All of which means that if you wish to influence others, your appeals to them need to be directed towards the systems in their brain which they will actually use to judge whether or not to act on and be influenced by those appeals. You need to direct your attempts not at a person’s best interest, not at their calculating economic models, but at their gut. To influence another being you need to change the way they feel, not just explain their mis-logic or irrational steps. Indeed, trying to show how somebody is wrong will likely be counter-productive, it will make them feel defensive, get their gander up, fill them with negative emotions making them want to withdraw from you not advance towards your coalition.
As we’ve mentioned many times in the Transcendence Institute literature, human minds can be modeled very effectively as association machines. Your task isn’t to explain why your desired outcome is the most rational, or the most cost effective, or the most useful or even the most sane. It’s to associate your desired outcome with positive emotions which will make those you seek to influence feel good about that outcome, to want it with their guts. To make them feel good about you, personally to feel as though you are on their side, to want to please you because it will feel emotionally satisfying for them to do so.

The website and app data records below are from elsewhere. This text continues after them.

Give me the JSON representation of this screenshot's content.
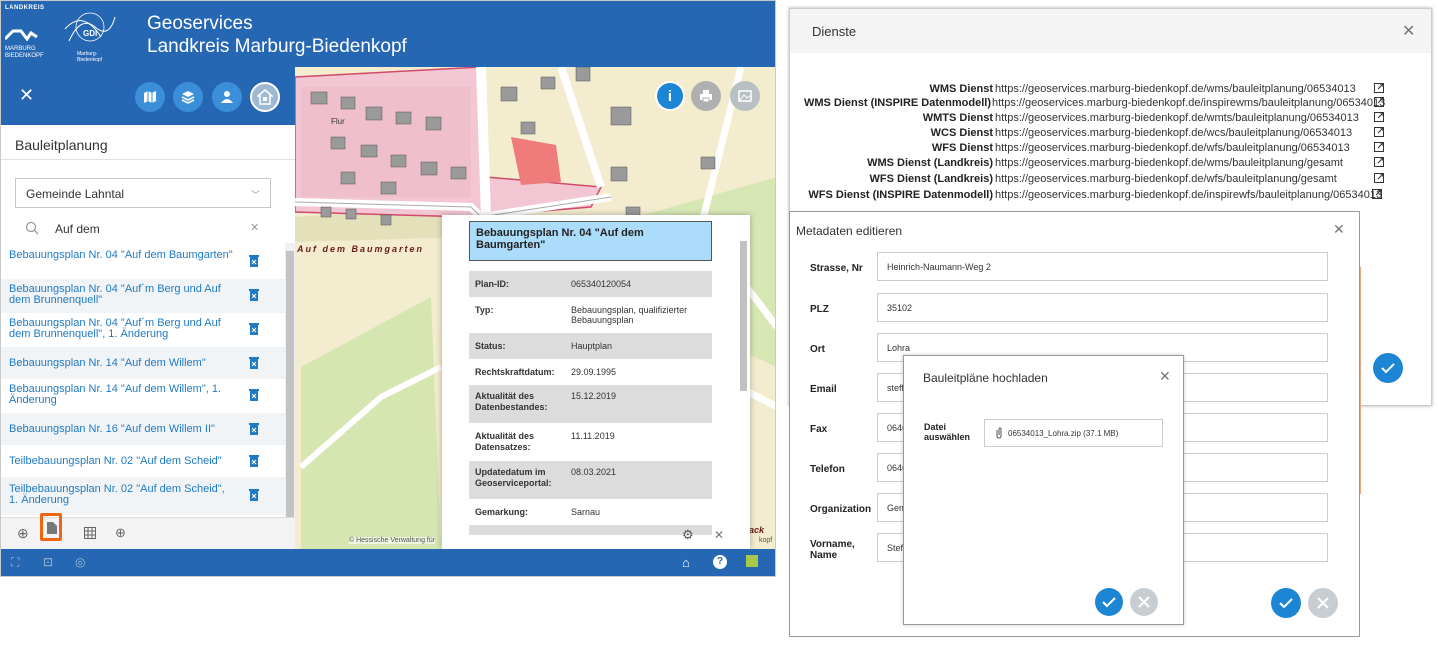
{
  "header": {
    "logo_landkreis_top": "LANDKREIS",
    "logo_landkreis_bottom1": "MARBURG",
    "logo_landkreis_bottom2": "BIEDENKOPF",
    "logo_gdi": "GDI",
    "logo_gdi_sub": "Marburg-Biedenkopf",
    "title_line1": "Geoservices",
    "title_line2": "Landkreis Marburg-Biedenkopf"
  },
  "map": {
    "labels": [
      "Auf dem Baumgarten",
      "Flur"
    ],
    "attribution": "© Hessische Verwaltung für",
    "attribution_right": "kopf",
    "frag_right": "ack"
  },
  "sidebar": {
    "title": "Bauleitplanung",
    "gemeinde_select": "Gemeinde Lahntal",
    "search_value": "Auf dem",
    "plans": [
      "Bebauungsplan Nr. 04 \"Auf dem Baumgarten\"",
      "Bebauungsplan Nr. 04 \"Auf´m Berg und Auf dem Brunnenquell\"",
      "Bebauungsplan Nr. 04 \"Auf´m Berg und Auf dem Brunnenquell\", 1. Änderung",
      "Bebauungsplan Nr. 14 \"Auf dem Willem\"",
      "Bebauungsplan Nr. 14 \"Auf dem Willem\", 1. Änderung",
      "Bebauungsplan Nr. 16 \"Auf dem Willem II\"",
      "Teilbebauungsplan Nr. 02 \"Auf dem Scheid\"",
      "Teilbebauungsplan Nr. 02 \"Auf dem Scheid\", 1. Änderung"
    ]
  },
  "info": {
    "title": "Bebauungsplan Nr. 04 \"Auf dem Baumgarten\"",
    "rows": [
      {
        "k": "Plan-ID:",
        "v": "065340120054"
      },
      {
        "k": "Typ:",
        "v": "Bebauungsplan, qualifizierter Bebauungsplan"
      },
      {
        "k": "Status:",
        "v": "Hauptplan"
      },
      {
        "k": "Rechtskraftdatum:",
        "v": "29.09.1995"
      },
      {
        "k": "Aktualität des Datenbestandes:",
        "v": "15.12.2019"
      },
      {
        "k": "Aktualität des Datensatzes:",
        "v": "11.11.2019"
      },
      {
        "k": "Updatedatum im Geoserviceportal:",
        "v": "08.03.2021"
      },
      {
        "k": "Gemarkung:",
        "v": "Sarnau"
      }
    ]
  },
  "dienste": {
    "title": "Dienste",
    "rows": [
      {
        "name": "WMS Dienst",
        "url": "https://geoservices.marburg-biedenkopf.de/wms/bauleitplanung/06534013"
      },
      {
        "name": "WMS Dienst (INSPIRE Datenmodell)",
        "url": "https://geoservices.marburg-biedenkopf.de/inspirewms/bauleitplanung/06534013"
      },
      {
        "name": "WMTS Dienst",
        "url": "https://geoservices.marburg-biedenkopf.de/wmts/bauleitplanung/06534013"
      },
      {
        "name": "WCS Dienst",
        "url": "https://geoservices.marburg-biedenkopf.de/wcs/bauleitplanung/06534013"
      },
      {
        "name": "WFS Dienst",
        "url": "https://geoservices.marburg-biedenkopf.de/wfs/bauleitplanung/06534013"
      },
      {
        "name": "WMS Dienst (Landkreis)",
        "url": "https://geoservices.marburg-biedenkopf.de/wms/bauleitplanung/gesamt"
      },
      {
        "name": "WFS Dienst (Landkreis)",
        "url": "https://geoservices.marburg-biedenkopf.de/wfs/bauleitplanung/gesamt"
      },
      {
        "name": "WFS Dienst (INSPIRE Datenmodell)",
        "url": "https://geoservices.marburg-biedenkopf.de/inspirewfs/bauleitplanung/06534013"
      }
    ]
  },
  "metadaten": {
    "title": "Metadaten editieren",
    "fields": [
      {
        "label": "Strasse, Nr",
        "value": "Heinrich-Naumann-Weg 2"
      },
      {
        "label": "PLZ",
        "value": "35102"
      },
      {
        "label": "Ort",
        "value": "Lohra"
      },
      {
        "label": "Email",
        "value": "steff"
      },
      {
        "label": "Fax",
        "value": "0646"
      },
      {
        "label": "Telefon",
        "value": "0646"
      },
      {
        "label": "Organization",
        "value": "Gem"
      },
      {
        "label": "Vorname, Name",
        "value": "Steff"
      }
    ]
  },
  "upload": {
    "title": "Bauleitpläne hochladen",
    "label": "Datei auswählen",
    "file": "06534013_Lohra.zip (37.1 MB)"
  },
  "colors": {
    "primary": "#2667b3",
    "accent_button": "#3a8fd8",
    "link": "#1f7ac3",
    "ok": "#1d86d4",
    "highlight": "#ee6611"
  }
}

Next week we’ll discuss some ways to lead the emotions of the people you come into contact with. How to try to produce these positive emotional associations in their minds.
Despite all we have said above, human beings aren’t just emotional association devices. They also do have a thinking side, and once you have made them want to cooperate with you, you’ll likely need to give them reasons for doing so. Perhaps even logically convince them. In week three of this month we’ll talk a little about argumentation. An argument can only augment the emotional appeals and associations you’ll have already given to those you wish to cooperate with, those things which they will actually use to make up their minds. However, it can also provide a forum for presenting those subtle emotional appeals and certainly can sway a person who’s feeling equally good about two courses of action.
Finally, in the fourth week this month we’ll present a guided lucid dream in which you’ll practice these emotional skills and argumentation techniques, practising them to improve your abilities and further grow to understand them. In a gut-thinking sense, rather than a linguistic one.